The total value of oil and gas projects awarded to Chinese contractors in the Mena region, from stage of announcement to execution, stands at $75.3 billion, of which $68.1 billion relates to projects in execution, said GlobalData, a leading data, and analytics company.
Energy cooperation is at the core of economic relations between China and Mena. China has seen increasing demands for energy resources, while the Middle East has around two-thirds of the world’s total proven oil reserves and outstanding infrastructure in oil transportation and refining.
Yasmine Ghozzi, economist at GlobalData, said: “The scope of China’s interest in the Gulf region has increased in recent years from a focus on hydrocarbon trade to a multitude of investments in energy, industry, finance, transport, communications and other technology. Many Gulf countries also perceive China as a useful means in their strategies to diversify not just economically, but also politically amidst US-China trade war.”

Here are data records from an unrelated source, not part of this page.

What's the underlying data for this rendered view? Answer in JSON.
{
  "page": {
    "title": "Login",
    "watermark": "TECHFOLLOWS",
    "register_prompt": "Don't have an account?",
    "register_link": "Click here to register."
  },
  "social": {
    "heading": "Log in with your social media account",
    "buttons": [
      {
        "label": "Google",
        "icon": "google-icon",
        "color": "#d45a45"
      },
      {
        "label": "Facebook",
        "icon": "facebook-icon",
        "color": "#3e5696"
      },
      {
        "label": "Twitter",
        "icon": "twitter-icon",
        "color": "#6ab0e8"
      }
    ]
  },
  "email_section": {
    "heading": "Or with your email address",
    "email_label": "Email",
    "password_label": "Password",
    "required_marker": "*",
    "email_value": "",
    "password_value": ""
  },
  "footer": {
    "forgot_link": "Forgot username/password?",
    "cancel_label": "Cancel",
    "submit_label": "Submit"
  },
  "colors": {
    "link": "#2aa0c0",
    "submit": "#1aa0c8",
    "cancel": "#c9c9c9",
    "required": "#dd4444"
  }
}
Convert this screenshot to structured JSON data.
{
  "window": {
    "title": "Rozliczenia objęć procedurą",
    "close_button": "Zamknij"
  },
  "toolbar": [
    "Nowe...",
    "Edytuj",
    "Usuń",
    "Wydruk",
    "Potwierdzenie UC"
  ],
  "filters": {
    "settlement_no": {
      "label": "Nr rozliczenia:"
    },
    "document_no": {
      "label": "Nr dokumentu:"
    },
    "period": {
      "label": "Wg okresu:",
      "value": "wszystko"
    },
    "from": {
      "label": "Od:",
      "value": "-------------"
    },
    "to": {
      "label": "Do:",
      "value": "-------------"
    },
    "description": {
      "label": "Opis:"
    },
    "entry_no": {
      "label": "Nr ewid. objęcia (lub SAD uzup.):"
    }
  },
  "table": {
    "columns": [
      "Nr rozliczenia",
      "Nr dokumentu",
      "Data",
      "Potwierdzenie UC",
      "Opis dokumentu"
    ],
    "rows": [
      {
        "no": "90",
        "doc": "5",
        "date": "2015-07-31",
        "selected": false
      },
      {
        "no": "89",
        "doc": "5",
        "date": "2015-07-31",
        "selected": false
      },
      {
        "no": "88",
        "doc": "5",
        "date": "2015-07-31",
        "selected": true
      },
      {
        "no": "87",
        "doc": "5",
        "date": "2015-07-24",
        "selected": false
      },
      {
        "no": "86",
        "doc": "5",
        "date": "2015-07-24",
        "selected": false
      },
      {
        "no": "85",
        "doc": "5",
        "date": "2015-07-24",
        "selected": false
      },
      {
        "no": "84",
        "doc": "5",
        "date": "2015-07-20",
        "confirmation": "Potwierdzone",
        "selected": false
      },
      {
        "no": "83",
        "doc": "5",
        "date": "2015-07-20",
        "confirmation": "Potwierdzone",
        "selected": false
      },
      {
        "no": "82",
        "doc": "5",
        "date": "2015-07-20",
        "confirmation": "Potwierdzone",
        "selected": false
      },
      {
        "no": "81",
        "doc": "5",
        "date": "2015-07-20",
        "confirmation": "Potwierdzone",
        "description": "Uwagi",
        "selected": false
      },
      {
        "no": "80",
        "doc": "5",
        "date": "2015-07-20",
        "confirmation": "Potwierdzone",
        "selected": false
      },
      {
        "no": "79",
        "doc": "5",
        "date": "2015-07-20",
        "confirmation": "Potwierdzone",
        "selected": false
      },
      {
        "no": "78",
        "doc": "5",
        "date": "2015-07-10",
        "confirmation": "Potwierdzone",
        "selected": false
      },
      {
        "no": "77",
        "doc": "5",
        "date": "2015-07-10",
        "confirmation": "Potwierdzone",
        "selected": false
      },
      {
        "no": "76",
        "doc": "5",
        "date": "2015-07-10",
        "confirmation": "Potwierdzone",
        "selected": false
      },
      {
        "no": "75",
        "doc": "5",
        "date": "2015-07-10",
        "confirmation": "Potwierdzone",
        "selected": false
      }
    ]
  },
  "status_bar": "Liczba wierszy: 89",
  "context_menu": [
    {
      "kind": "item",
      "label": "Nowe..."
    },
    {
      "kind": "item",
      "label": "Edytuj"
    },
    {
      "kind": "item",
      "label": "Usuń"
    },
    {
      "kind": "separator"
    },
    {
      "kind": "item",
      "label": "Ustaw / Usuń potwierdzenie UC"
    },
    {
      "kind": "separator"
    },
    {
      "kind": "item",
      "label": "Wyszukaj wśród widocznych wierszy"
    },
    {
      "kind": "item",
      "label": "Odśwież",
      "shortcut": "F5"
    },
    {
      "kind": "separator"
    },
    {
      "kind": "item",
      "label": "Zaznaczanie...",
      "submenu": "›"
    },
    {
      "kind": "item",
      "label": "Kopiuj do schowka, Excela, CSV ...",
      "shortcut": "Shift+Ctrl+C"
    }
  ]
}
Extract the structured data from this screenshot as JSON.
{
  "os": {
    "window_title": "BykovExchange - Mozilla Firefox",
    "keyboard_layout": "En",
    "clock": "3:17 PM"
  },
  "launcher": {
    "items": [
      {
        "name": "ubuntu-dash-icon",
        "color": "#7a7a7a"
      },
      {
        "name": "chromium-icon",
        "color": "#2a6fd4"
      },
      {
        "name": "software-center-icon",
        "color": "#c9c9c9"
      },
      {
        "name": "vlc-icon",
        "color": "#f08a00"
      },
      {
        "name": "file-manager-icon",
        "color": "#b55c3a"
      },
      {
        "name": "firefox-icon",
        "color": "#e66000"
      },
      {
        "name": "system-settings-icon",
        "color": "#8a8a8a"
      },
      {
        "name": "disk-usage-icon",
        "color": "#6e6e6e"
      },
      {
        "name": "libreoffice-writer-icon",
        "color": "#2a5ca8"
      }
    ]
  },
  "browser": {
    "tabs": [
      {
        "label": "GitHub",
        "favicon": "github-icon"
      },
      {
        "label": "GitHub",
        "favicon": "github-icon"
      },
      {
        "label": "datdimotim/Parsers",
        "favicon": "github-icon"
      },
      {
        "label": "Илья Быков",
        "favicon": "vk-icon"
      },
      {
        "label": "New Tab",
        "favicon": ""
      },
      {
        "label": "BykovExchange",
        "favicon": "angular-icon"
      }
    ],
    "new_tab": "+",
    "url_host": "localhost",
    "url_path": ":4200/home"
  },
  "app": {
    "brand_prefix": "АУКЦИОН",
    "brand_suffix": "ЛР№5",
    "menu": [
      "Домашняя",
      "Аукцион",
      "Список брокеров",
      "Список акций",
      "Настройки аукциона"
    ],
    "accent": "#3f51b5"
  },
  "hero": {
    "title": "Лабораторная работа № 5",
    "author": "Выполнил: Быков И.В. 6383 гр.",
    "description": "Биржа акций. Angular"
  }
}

Chinese firms have been focusing on projects in the Middle East that lend themselves to the Belt and Road Initiative (BRI) goal of connectivity. Ports and industrial parks have been vital to such cooperation, as they create an economic chain that links China to the Gulf, the Arabian Sea, the Red Sea, and the Mediterranean.
Reflecting the expansion of China’s involvement in infrastructure developments in the region, spending on projects that have a Chinese contractor totaled $13.8 billion in 2014 and almost doubled to reach $24.9 billion in 2018.

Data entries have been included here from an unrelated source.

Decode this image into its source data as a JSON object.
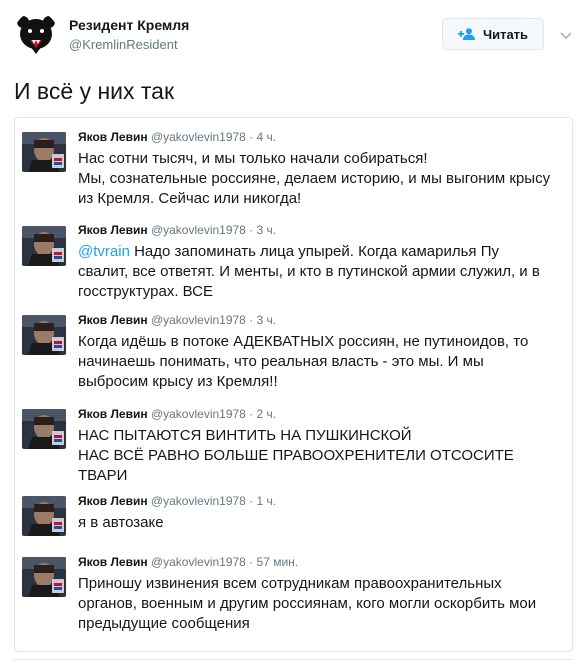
{
  "author": {
    "name": "Резидент Кремля",
    "handle": "@KremlinResident"
  },
  "follow_button": {
    "label": "Читать"
  },
  "tweet": {
    "text": "И всё у них так"
  },
  "colors": {
    "link": "#1da1f2",
    "meta": "#657786",
    "border": "#e1e8ed"
  },
  "quoted_tweets": [
    {
      "name": "Яков Левин",
      "handle": "@yakovlevin1978",
      "time": "4 ч.",
      "lines": [
        "Нас сотни тысяч, и мы только начали собираться!",
        "Мы, сознательные россияне, делаем историю, и мы выгоним крысу",
        "из Кремля. Сейчас или никогда!"
      ]
    },
    {
      "name": "Яков Левин",
      "handle": "@yakovlevin1978",
      "time": "3 ч.",
      "mention": "@tvrain",
      "lines": [
        " Надо запоминать лица упырей. Когда камарилья Пу",
        "свалит, все ответят. И менты, и кто в путинской армии служил, и в",
        "госструктурах. ВСЕ"
      ]
    },
    {
      "name": "Яков Левин",
      "handle": "@yakovlevin1978",
      "time": "3 ч.",
      "lines": [
        "Когда идёшь в потоке АДЕКВАТНЫХ россиян, не путиноидов, то",
        "начинаешь понимать, что реальная власть - это мы. И мы",
        "выбросим крысу из Кремля!!"
      ]
    },
    {
      "name": "Яков Левин",
      "handle": "@yakovlevin1978",
      "time": "2 ч.",
      "lines": [
        "НАС ПЫТАЮТСЯ ВИНТИТЬ НА ПУШКИНСКОЙ",
        "НАС ВСЁ РАВНО БОЛЬШЕ ПРАВООХРЕНИТЕЛИ ОТСОСИТЕ",
        "ТВАРИ"
      ]
    },
    {
      "name": "Яков Левин",
      "handle": "@yakovlevin1978",
      "time": "1 ч.",
      "lines": [
        "я в автозаке"
      ]
    },
    {
      "name": "Яков Левин",
      "handle": "@yakovlevin1978",
      "time": "57 мин.",
      "lines": [
        "Приношу извинения всем сотрудникам правоохранительных",
        "органов, военным и другим россиянам, кого могли оскорбить мои",
        "предыдущие сообщения"
      ]
    }
  ]
}
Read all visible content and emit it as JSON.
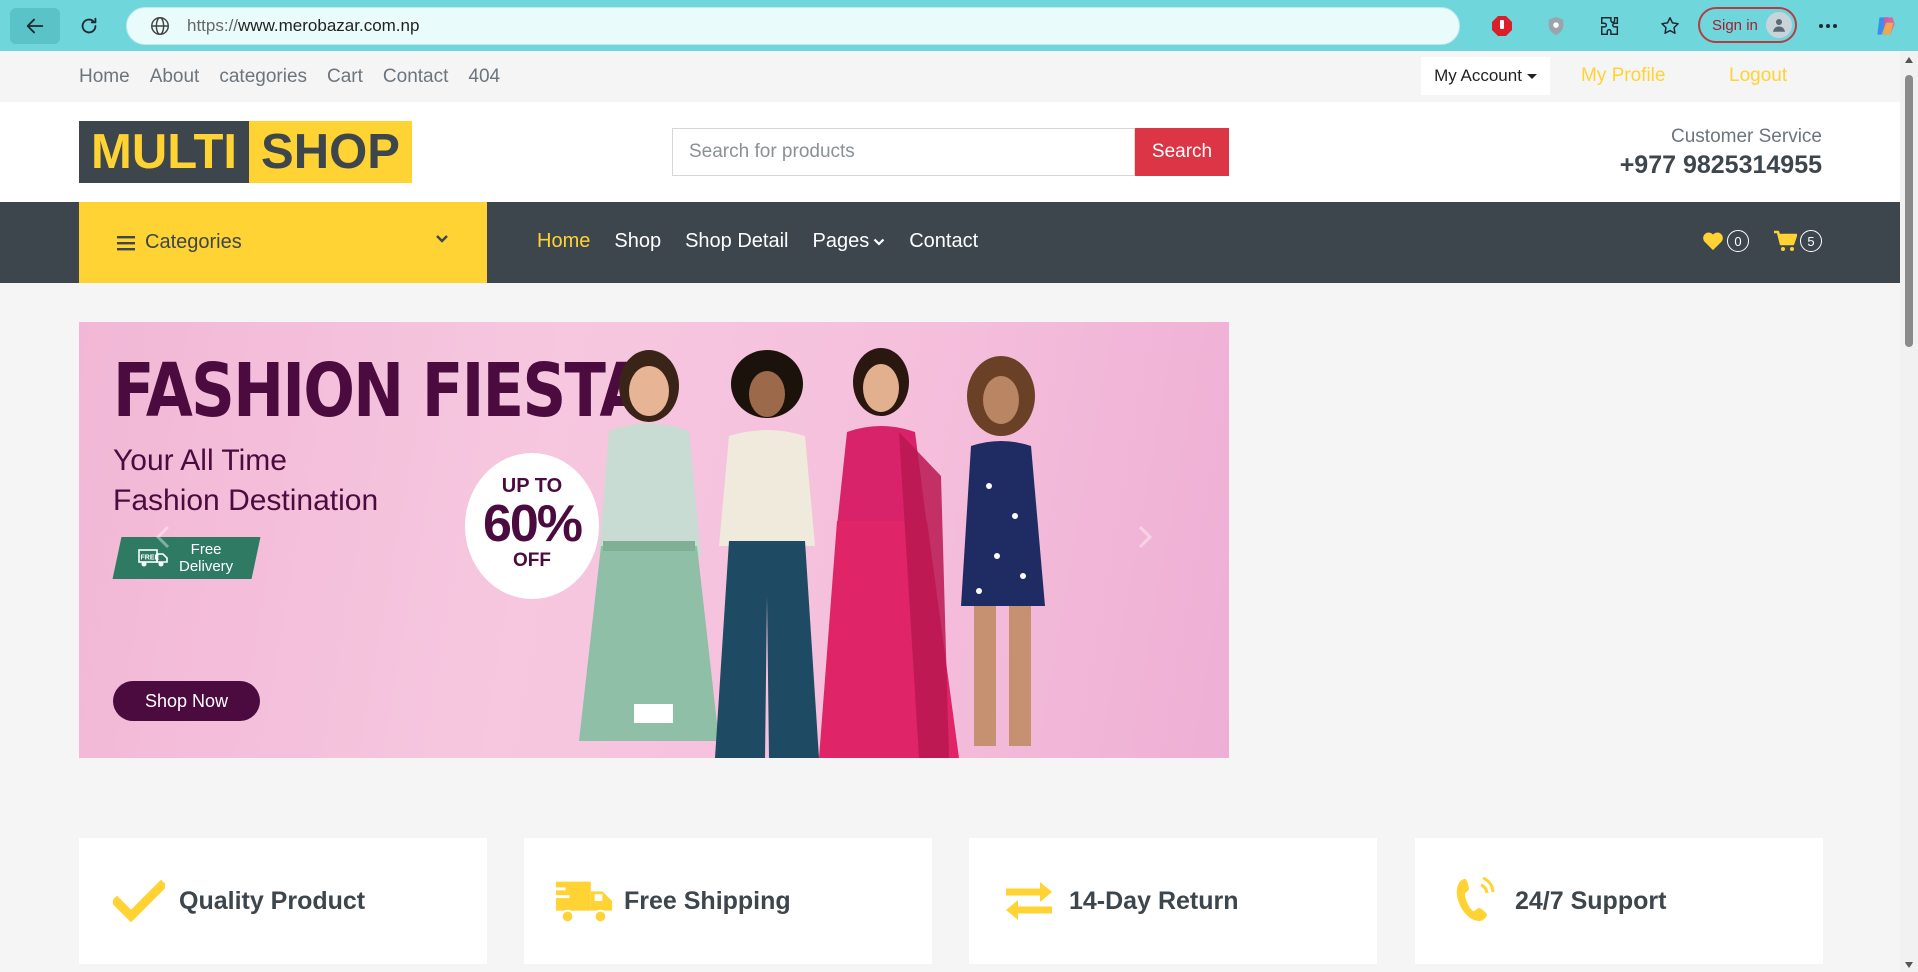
{
  "browser": {
    "url_protocol": "https://",
    "url_host": "www.merobazar.com.np",
    "signin_label": "Sign in"
  },
  "topbar": {
    "links": [
      "Home",
      "About",
      "categories",
      "Cart",
      "Contact",
      "404"
    ],
    "account_label": "My Account",
    "profile_label": "My Profile",
    "logout_label": "Logout"
  },
  "header": {
    "logo_part1": "MULTI",
    "logo_part2": "SHOP",
    "search_placeholder": "Search for products",
    "search_button": "Search",
    "customer_service_label": "Customer Service",
    "customer_service_phone": "+977 9825314955"
  },
  "navbar": {
    "categories_label": "Categories",
    "links": [
      "Home",
      "Shop",
      "Shop Detail",
      "Pages",
      "Contact"
    ],
    "active_link": "Home",
    "wishlist_count": "0",
    "cart_count": "5"
  },
  "banner": {
    "headline": "FASHION FIESTA",
    "sub_line1": "Your All Time",
    "sub_line2": "Fashion Destination",
    "free_text1": "Free",
    "free_text2": "Delivery",
    "free_truck_text": "FREE",
    "promo_up": "UP TO",
    "promo_pct": "60%",
    "promo_off": "OFF",
    "cta": "Shop Now"
  },
  "features": [
    {
      "label": "Quality Product",
      "icon": "check-icon"
    },
    {
      "label": "Free Shipping",
      "icon": "shipping-truck-icon"
    },
    {
      "label": "14-Day Return",
      "icon": "exchange-arrows-icon"
    },
    {
      "label": "24/7 Support",
      "icon": "phone-volume-icon"
    }
  ],
  "colors": {
    "primary_yellow": "#ffd333",
    "dark": "#3d464d",
    "search_red": "#dc3545",
    "browser_teal": "#6fd6dc"
  }
}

In the summer of 2018, at a meeting of the China-Arab States Cooperation Forum (CASCF) in Beijing, China pledged $23 billion in loans and development aid to the region. This identified the UAE’s Khalifa Port, Oman’s Duqm, Saudi Arabia’s Jizan, and Egypt’s Port Said and Ain Sokhna as key projects that China will develop in association with the BRI in the Middle East.

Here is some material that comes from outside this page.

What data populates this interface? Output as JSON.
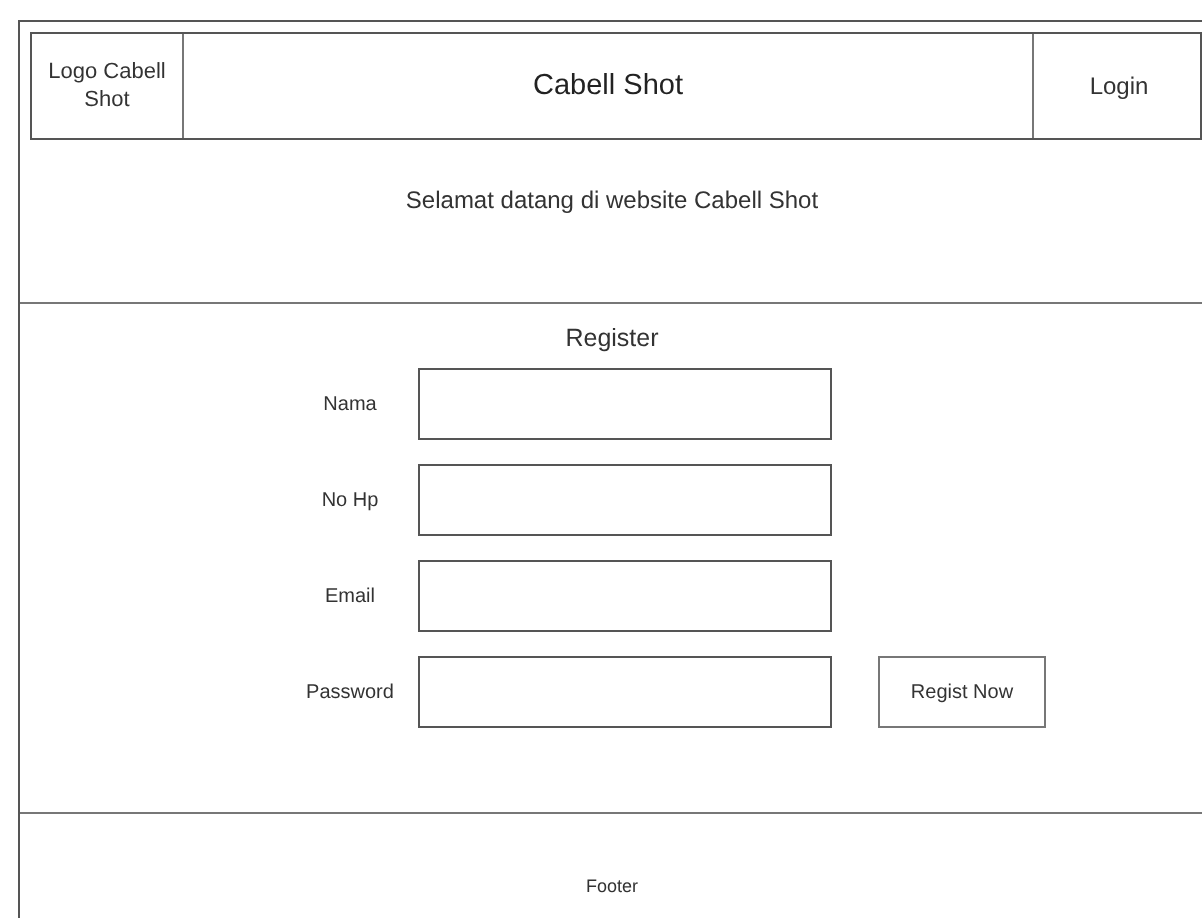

“Chinese institutions are also establishing investment funds with Gulf sovereign wealth funds to finance projects related to Gulf diversification programs and the BRI. For example, the United Arab Emirates (UAE) has established a $10 billion joint strategic investment fund between the Abu Dhabi investment group, Mubadala, the China Development Bank and the Chinese State Administration of Foreign Exchange,” Ghozzi added.
Chinese companies also expressed great interest in hubs across the region, given government initiatives such as Smart Dubai 2021, Saudi Arabia’s National Transformation Program 2030, Morocco’s Mohamed VI Tangier Tech City and the China-Egypt Suez Economic and Trade Cooperation Zone. Internet of things (IoT) and blockchain are central tenets of Smart Dubai 2021, both areas in which Chinese technologists are currently leading. Most of the technology collaboration has started in Gulf Cooperation Council (GCC) countries and Israel but has high potential to grow across the region, as North Africa.
“As part of the “digital Silk Road”, satellites are a priority for China in the Middle East. China’s BeiDou satellite navigation system has been used across the Middle East, as it has applications in telecommunications, maritime security, and precision agriculture. Telecommunication companies in Bahrain, Egypt, Kuwait, Saudi Arabia, and the United Arab Emirates (UAE) have all partnered with Huawei to build 5G networks,” Ghozzi concluded.